If a line in the data below holds the word "structured", copy it.

(Data extracted from a collection)
--------
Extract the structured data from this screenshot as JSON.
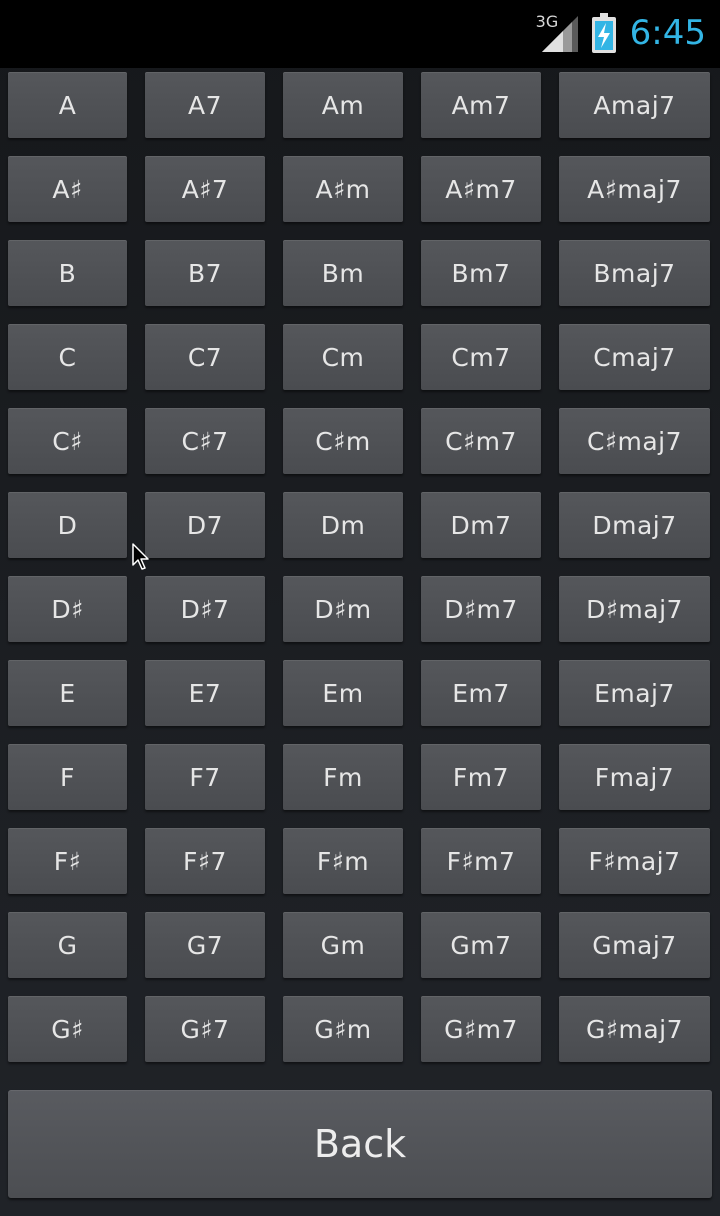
{
  "status_bar": {
    "network_type": "3G",
    "time": "6:45",
    "clock_color": "#33b5e5",
    "icons": [
      "signal-icon",
      "battery-charging-icon"
    ]
  },
  "chord_grid": {
    "rows": [
      [
        "A",
        "A7",
        "Am",
        "Am7",
        "Amaj7"
      ],
      [
        "A♯",
        "A♯7",
        "A♯m",
        "A♯m7",
        "A♯maj7"
      ],
      [
        "B",
        "B7",
        "Bm",
        "Bm7",
        "Bmaj7"
      ],
      [
        "C",
        "C7",
        "Cm",
        "Cm7",
        "Cmaj7"
      ],
      [
        "C♯",
        "C♯7",
        "C♯m",
        "C♯m7",
        "C♯maj7"
      ],
      [
        "D",
        "D7",
        "Dm",
        "Dm7",
        "Dmaj7"
      ],
      [
        "D♯",
        "D♯7",
        "D♯m",
        "D♯m7",
        "D♯maj7"
      ],
      [
        "E",
        "E7",
        "Em",
        "Em7",
        "Emaj7"
      ],
      [
        "F",
        "F7",
        "Fm",
        "Fm7",
        "Fmaj7"
      ],
      [
        "F♯",
        "F♯7",
        "F♯m",
        "F♯m7",
        "F♯maj7"
      ],
      [
        "G",
        "G7",
        "Gm",
        "Gm7",
        "Gmaj7"
      ],
      [
        "G♯",
        "G♯7",
        "G♯m",
        "G♯m7",
        "G♯maj7"
      ]
    ]
  },
  "footer": {
    "back_label": "Back"
  }
}
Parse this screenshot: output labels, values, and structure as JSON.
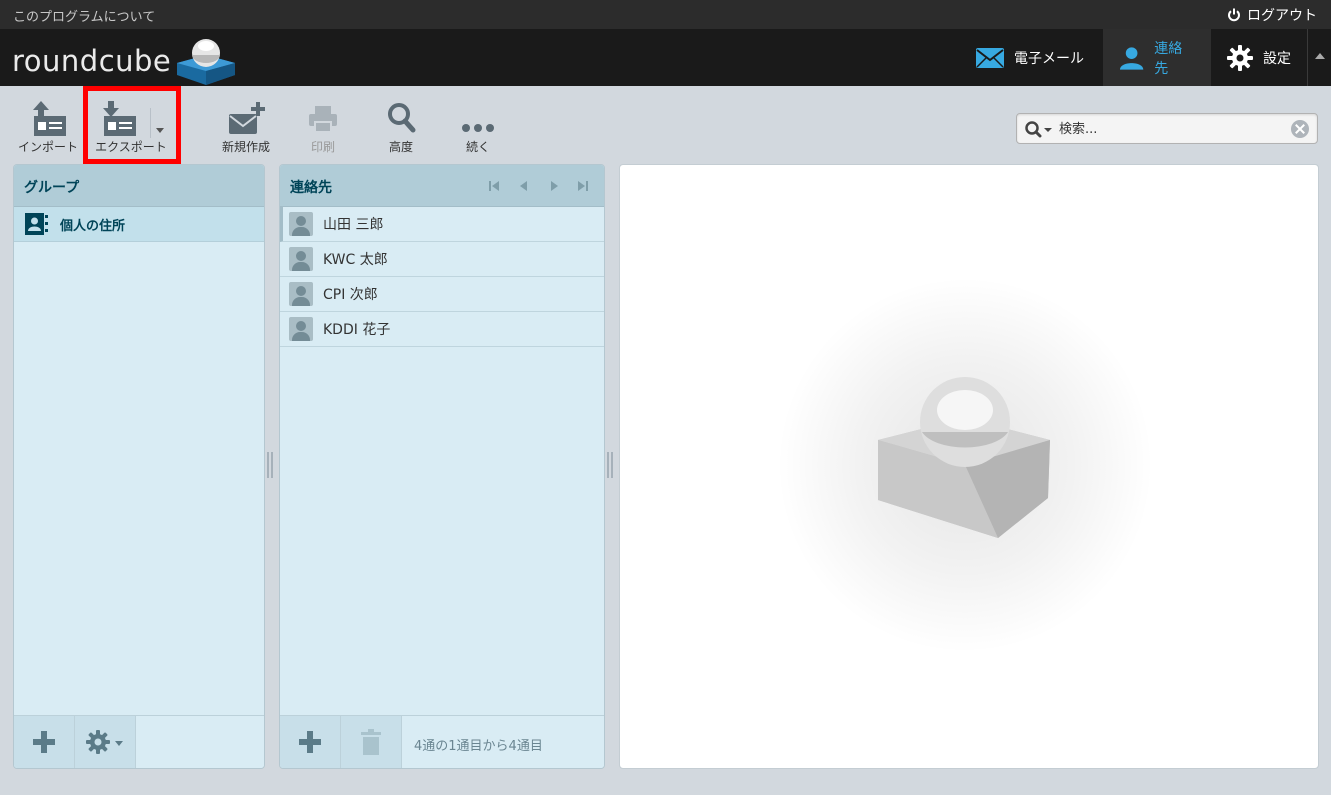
{
  "topline": {
    "about_label": "このプログラムについて",
    "logout_label": "ログアウト"
  },
  "header": {
    "logo_text": "roundcube",
    "tasks": {
      "mail": "電子メール",
      "contacts": "連絡先",
      "settings": "設定"
    }
  },
  "toolbar": {
    "import": "インポート",
    "export": "エクスポート",
    "compose": "新規作成",
    "print": "印刷",
    "advanced": "高度",
    "more": "続く"
  },
  "search": {
    "placeholder": "検索..."
  },
  "groups": {
    "title": "グループ",
    "items": [
      {
        "label": "個人の住所"
      }
    ]
  },
  "contacts": {
    "title": "連絡先",
    "items": [
      {
        "name": "山田 三郎"
      },
      {
        "name": "KWC 太郎"
      },
      {
        "name": "CPI 次郎"
      },
      {
        "name": "KDDI 花子"
      }
    ],
    "count_text": "4通の1通目から4通目"
  },
  "colors": {
    "accent": "#37a9e1",
    "highlight_border": "#ff0000",
    "panel_head": "#b0ccd7",
    "panel_bg": "#d9ecf4"
  }
}
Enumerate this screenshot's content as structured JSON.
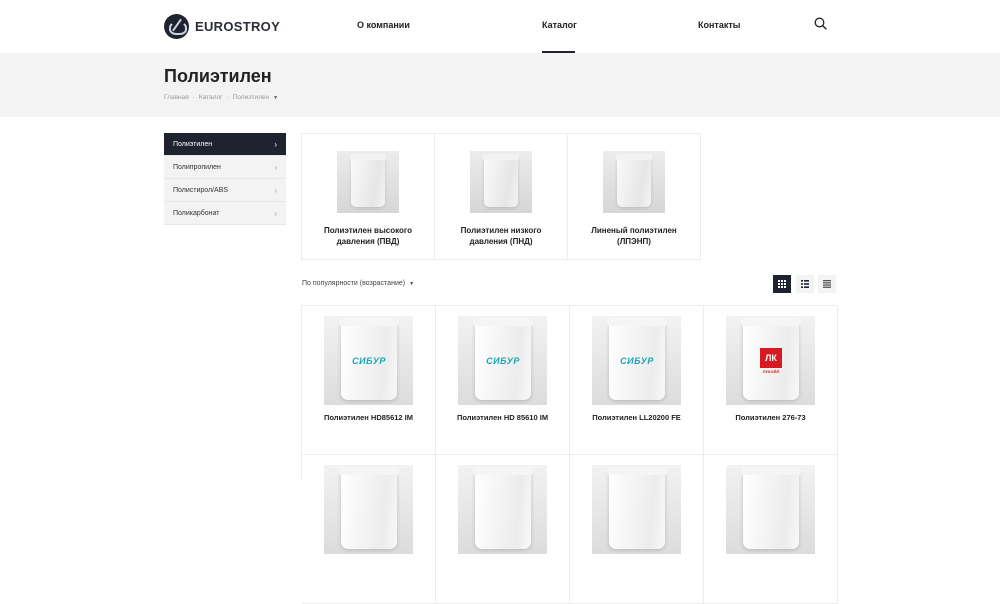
{
  "header": {
    "logo_text": "EUROSTROY",
    "nav": [
      "О компании",
      "Каталог",
      "Контакты"
    ]
  },
  "page": {
    "title": "Полиэтилен",
    "breadcrumb": [
      "Главная",
      "Каталог",
      "Полиэтилен"
    ]
  },
  "sidebar": {
    "items": [
      {
        "label": "Полиэтилен",
        "active": true
      },
      {
        "label": "Полипропилен",
        "active": false
      },
      {
        "label": "Полистирол/ABS",
        "active": false
      },
      {
        "label": "Поликарбонат",
        "active": false
      }
    ]
  },
  "subcategories": [
    {
      "label": "Полиэтилен высокого давления (ПВД)"
    },
    {
      "label": "Полиэтилен низкого давления (ПНД)"
    },
    {
      "label": "Линеный полиэтилен (ЛПЭНП)"
    }
  ],
  "sort": {
    "label": "По популярности (возрастание)"
  },
  "view_modes": [
    "grid",
    "list",
    "table"
  ],
  "active_view": "grid",
  "products": [
    {
      "name": "Полиэтилен HD85612 IM",
      "brand": "СИБУР"
    },
    {
      "name": "Полиэтилен HD 85610 IM",
      "brand": "СИБУР"
    },
    {
      "name": "Полиэтилен LL20200 FE",
      "brand": "СИБУР"
    },
    {
      "name": "Полиэтилен 276-73",
      "brand": "ЛУКОЙЛ"
    }
  ],
  "colors": {
    "accent": "#1f2330",
    "sibur": "#17a7b8",
    "lukoil": "#d71920",
    "band": "#f3f3f3"
  }
}
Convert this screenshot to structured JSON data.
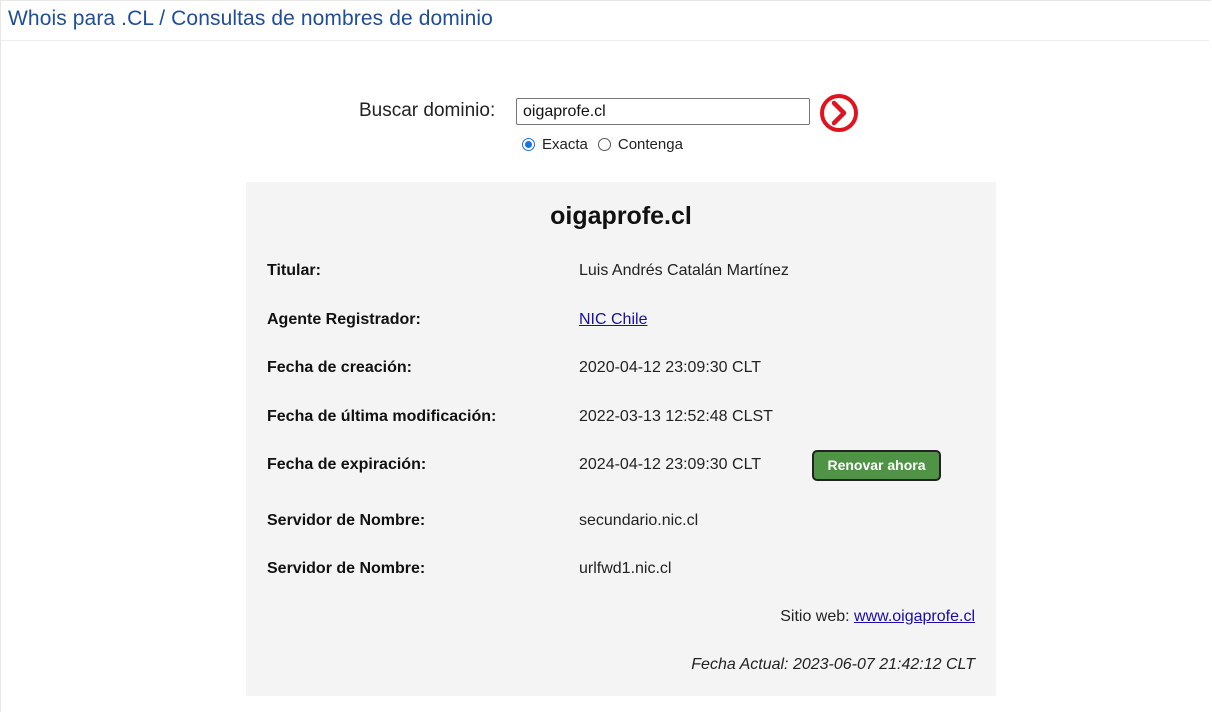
{
  "header": {
    "title": "Whois para .CL / Consultas de nombres de dominio"
  },
  "search": {
    "label": "Buscar dominio:",
    "value": "oigaprofe.cl",
    "options": [
      {
        "label": "Exacta",
        "checked": true
      },
      {
        "label": "Contenga",
        "checked": false
      }
    ],
    "submit_icon": "arrow-right-circle-icon",
    "submit_color": "#e0141e"
  },
  "result": {
    "domain": "oigaprofe.cl",
    "rows": [
      {
        "label": "Titular:",
        "value": "Luis Andrés Catalán Martínez"
      },
      {
        "label": "Agente Registrador:",
        "value": "NIC Chile"
      },
      {
        "label": "Fecha de creación:",
        "value": "2020-04-12 23:09:30 CLT"
      },
      {
        "label": "Fecha de última modificación:",
        "value": "2022-03-13 12:52:48 CLST"
      },
      {
        "label": "Fecha de expiración:",
        "value": "2024-04-12 23:09:30 CLT"
      },
      {
        "label": "Servidor de Nombre:",
        "value": "secundario.nic.cl"
      },
      {
        "label": "Servidor de Nombre:",
        "value": "urlfwd1.nic.cl"
      }
    ],
    "renew_label": "Renovar ahora",
    "renew_color": "#4e9444",
    "website_label": "Sitio web:",
    "website_link": "www.oigaprofe.cl",
    "current_date": "Fecha Actual: 2023-06-07 21:42:12 CLT"
  }
}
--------
Task solution:
Extract the structured data from this screenshot as JSON.
Enumerate this screenshot's content as structured JSON.
Convert this screenshot to structured JSON data.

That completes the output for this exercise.